Extraversion may be less common than we think
Social scientists have long known that, statistically speaking, our friends are probably more popular than we are. It's a simple matter of math: Because extraverted people tend to have more friends, they are disproportionately represented in social networks—which means everyone's network is more extraverted than the population as a whole.
New research by researchers Daniel C. Feiler and Adam M. Kleinbaum of Tuck Business School at Dartmouth College extends this so-called "friendship paradox" beyond a purely mathematical claim, documenting the phenomenon within the emerging social networks of a new class of MBA students. Not only did the researchers show that extraversion bias exists in real-world networks, they found the effect is more pronounced in the networks of socially outgoing people. In other words, popular people are not immune from the friendship paradox—they experience it more intensely than others.
The findings are published in Psychological Science, a journal of the Association for Psychological Science.
"If you're more extraverted, you might really have a skewed view of how extraverted other people are in general," Feiler says. "If you're very introverted you might actually have a pretty accurate idea."
Feiler and Kleinbaum reached this conclusion by studying the interaction of two key factors in the formation of social networks: extraversion, which correlates with popularity, and homophily, the notion that people with similar levels of extraversion are more likely to become friends.
The driving factor is homophily. Because outgoing people connect more often with fellow extraverts, their networks are more heavily weighted with extraverts. Introverts, on the other hand, are more likely to form friendships with other introverts. Their networks still display the friendship paradox, but to a lesser degree.

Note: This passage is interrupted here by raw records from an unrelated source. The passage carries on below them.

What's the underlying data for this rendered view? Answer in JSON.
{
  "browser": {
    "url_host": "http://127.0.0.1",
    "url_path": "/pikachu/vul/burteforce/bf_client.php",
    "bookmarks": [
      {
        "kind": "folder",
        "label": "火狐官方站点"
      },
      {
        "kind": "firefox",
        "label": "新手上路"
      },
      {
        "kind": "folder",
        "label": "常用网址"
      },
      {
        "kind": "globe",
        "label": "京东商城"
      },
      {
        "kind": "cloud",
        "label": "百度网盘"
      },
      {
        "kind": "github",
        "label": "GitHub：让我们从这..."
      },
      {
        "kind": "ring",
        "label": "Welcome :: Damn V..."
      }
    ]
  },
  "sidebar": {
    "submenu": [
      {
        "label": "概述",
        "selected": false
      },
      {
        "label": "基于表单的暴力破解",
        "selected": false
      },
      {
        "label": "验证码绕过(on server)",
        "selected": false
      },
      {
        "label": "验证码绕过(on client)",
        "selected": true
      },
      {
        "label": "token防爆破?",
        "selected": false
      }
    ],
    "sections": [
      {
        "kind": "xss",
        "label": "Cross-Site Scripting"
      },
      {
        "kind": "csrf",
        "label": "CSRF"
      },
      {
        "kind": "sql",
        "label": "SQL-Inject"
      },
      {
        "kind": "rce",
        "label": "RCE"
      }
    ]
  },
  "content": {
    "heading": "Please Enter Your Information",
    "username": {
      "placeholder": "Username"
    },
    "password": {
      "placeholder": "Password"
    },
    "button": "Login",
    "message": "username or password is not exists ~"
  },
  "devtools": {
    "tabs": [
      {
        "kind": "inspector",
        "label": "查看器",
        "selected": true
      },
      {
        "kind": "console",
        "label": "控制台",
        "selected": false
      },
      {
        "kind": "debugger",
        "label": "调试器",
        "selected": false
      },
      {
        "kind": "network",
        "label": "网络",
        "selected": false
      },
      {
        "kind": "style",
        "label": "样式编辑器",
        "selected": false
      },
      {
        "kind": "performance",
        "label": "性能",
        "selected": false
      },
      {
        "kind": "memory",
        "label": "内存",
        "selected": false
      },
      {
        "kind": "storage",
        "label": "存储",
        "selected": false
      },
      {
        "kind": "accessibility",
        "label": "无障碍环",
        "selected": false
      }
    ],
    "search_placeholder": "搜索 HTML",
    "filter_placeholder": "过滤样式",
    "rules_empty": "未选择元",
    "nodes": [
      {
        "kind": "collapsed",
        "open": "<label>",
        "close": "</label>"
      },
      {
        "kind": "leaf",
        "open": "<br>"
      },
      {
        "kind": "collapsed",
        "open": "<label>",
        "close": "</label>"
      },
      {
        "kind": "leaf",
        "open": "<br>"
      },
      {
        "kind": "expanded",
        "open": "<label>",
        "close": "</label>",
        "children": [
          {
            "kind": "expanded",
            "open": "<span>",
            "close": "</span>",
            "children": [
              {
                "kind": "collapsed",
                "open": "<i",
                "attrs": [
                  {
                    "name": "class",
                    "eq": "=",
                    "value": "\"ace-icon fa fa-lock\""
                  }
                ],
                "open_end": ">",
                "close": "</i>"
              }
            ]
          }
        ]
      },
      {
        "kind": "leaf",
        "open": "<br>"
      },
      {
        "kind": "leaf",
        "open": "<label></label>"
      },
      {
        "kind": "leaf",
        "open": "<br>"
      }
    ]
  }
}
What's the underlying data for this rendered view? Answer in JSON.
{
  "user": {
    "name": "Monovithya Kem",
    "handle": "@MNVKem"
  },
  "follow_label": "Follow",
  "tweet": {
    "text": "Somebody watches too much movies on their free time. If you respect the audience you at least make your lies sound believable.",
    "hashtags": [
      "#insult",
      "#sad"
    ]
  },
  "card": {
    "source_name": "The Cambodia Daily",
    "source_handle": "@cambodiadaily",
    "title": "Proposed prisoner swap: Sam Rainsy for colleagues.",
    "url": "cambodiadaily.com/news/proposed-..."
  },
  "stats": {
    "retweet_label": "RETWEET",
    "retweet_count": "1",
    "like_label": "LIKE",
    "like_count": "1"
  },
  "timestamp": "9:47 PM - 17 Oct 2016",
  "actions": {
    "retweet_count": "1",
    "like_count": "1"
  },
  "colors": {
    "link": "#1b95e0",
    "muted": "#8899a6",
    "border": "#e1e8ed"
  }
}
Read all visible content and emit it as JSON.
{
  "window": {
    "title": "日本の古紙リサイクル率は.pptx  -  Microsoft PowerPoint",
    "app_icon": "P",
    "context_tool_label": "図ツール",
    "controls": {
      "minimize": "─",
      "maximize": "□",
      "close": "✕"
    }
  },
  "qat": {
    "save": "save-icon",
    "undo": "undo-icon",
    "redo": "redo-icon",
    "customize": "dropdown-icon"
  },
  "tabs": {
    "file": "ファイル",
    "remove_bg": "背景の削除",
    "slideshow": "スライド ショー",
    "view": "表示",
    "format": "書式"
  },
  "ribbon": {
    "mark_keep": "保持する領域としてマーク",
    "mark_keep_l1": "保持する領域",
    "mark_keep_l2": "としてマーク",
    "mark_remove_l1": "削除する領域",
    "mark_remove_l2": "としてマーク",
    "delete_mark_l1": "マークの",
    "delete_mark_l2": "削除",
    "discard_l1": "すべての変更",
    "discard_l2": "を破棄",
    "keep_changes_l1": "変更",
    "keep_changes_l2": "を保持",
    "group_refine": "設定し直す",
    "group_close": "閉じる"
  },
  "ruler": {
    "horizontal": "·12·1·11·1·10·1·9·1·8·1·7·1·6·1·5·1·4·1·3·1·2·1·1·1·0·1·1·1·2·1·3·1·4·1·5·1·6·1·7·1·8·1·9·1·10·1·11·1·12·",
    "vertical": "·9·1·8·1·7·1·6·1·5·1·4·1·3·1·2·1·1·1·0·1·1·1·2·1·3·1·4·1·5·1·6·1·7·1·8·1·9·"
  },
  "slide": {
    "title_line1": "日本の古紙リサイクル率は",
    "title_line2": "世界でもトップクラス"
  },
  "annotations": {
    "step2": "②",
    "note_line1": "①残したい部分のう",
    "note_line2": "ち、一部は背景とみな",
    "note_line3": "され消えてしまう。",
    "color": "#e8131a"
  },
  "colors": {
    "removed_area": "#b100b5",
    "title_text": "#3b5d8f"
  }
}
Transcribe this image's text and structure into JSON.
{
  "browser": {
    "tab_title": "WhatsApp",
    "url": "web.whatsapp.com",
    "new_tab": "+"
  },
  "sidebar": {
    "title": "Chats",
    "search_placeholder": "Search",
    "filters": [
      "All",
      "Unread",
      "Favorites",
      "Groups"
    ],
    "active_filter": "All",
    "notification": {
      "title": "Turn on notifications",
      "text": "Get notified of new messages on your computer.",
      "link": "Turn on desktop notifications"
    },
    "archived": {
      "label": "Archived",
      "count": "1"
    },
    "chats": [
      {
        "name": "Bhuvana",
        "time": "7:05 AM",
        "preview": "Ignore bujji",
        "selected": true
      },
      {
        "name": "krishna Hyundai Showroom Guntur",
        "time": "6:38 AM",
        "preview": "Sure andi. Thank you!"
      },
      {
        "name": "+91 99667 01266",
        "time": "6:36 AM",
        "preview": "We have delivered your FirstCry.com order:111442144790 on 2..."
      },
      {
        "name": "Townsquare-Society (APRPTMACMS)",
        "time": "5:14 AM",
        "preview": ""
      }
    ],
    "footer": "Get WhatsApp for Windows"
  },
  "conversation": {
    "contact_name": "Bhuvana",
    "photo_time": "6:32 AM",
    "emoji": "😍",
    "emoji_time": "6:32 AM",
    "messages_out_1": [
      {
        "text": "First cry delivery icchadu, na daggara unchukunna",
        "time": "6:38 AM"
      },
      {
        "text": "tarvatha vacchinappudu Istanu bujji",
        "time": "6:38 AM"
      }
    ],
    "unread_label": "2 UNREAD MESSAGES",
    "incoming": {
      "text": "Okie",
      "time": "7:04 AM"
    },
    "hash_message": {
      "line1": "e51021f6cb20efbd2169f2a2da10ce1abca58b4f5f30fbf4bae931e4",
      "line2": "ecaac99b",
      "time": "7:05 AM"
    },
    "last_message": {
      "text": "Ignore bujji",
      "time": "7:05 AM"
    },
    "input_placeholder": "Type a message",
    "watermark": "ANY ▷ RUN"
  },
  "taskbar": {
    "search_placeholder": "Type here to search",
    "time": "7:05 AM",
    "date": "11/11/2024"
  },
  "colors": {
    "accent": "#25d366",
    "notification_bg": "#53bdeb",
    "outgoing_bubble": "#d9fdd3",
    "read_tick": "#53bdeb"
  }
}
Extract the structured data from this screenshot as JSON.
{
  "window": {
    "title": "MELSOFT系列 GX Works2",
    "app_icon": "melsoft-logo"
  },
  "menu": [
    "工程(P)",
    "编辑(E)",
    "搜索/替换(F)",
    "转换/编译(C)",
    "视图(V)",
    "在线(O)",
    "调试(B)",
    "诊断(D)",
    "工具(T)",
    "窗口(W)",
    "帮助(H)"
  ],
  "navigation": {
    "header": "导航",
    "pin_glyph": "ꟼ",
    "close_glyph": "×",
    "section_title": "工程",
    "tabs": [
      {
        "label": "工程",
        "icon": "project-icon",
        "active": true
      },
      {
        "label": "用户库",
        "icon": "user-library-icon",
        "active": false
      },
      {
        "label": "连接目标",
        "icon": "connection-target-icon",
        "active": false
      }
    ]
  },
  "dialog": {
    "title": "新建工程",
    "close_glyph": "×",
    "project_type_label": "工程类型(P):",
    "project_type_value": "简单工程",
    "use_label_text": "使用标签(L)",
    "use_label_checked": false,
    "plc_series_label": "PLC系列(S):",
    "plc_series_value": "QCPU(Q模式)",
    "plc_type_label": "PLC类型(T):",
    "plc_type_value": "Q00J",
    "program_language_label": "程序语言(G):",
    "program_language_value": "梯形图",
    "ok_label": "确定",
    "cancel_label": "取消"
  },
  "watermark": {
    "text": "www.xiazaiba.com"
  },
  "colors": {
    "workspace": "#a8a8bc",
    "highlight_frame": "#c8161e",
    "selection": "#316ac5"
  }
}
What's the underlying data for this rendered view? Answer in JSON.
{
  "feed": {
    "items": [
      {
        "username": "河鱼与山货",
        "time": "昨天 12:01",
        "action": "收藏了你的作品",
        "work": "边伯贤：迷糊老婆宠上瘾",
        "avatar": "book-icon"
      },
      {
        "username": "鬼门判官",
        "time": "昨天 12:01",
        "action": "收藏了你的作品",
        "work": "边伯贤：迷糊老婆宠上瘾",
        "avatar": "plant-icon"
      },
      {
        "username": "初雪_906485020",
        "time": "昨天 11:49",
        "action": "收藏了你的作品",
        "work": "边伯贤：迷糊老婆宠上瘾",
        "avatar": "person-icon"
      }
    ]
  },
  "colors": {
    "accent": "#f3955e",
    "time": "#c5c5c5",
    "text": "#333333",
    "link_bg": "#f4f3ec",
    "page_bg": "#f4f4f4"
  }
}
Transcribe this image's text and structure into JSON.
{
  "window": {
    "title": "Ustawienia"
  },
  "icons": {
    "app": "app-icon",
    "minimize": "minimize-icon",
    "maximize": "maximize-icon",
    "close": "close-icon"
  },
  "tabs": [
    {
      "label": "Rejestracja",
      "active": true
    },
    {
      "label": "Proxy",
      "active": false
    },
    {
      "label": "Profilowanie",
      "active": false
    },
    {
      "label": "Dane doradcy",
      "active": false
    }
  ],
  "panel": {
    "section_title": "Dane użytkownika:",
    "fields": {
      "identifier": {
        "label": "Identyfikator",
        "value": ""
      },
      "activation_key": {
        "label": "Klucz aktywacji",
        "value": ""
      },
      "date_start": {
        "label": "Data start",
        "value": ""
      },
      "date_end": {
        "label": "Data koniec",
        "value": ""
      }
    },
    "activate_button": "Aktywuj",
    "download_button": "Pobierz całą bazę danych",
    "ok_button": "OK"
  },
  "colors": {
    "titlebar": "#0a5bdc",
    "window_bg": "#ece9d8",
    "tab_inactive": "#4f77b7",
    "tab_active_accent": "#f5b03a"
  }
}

The findings suggest there is a societal bias toward believing others are more extraverted than they actually are, and that introverts are better socially calibrated than extraverts.
"There's a fundamental assumption in psychology that inferences about social norms are based on the people we interact with. And if that's the case, then we need to consider that our social network is a biased sample," Feiler says.
Kleinbaum specializes in the study of social networks, and Feiler is a behavioral scientist interested in the ways that biased samples can affect decision-making. "We saw this opportunity to ask an interesting question, and use network science tools to speak to psychology," Feiler says.
Feiler and Kleinbaum based their research on the emerging social networks of 284 new MBA students in the fall of 2012. Each student was surveyed twice, once at five weeks after orientation, and again at 11 weeks. Students were given a class roster and asked to indicate the people with whom they socialize. Following the second survey, the students took the Big Five Inventory, a well-established test designed to evaluate personality traits, including extraversion.
For the most part, the data showed what Feiler and Kleinbaum expected—that network extraversion bias exists, and it is more pronounced in the networks of extraverts. The degree of bias came as something of a surprise. "The skew gets really extreme the more extraverted you are," Feiler says.
According to Feiler and Kleinbaum's research, only the most introverted people—just one percent of the population—are likely to have networks that are representative of the population as a whole.
The rest of us view our social world through a distorted lens—a kind of carnival mirror that makes us feel less loved than our friends, and creates the impression that others are more social than they truly are. This could have profound effects on our job performance, relationships and self-esteem.
"There's a tendency to wonder, 'am I normal?'" Feiler says. "And our research suggests that you're probably more normal than you think."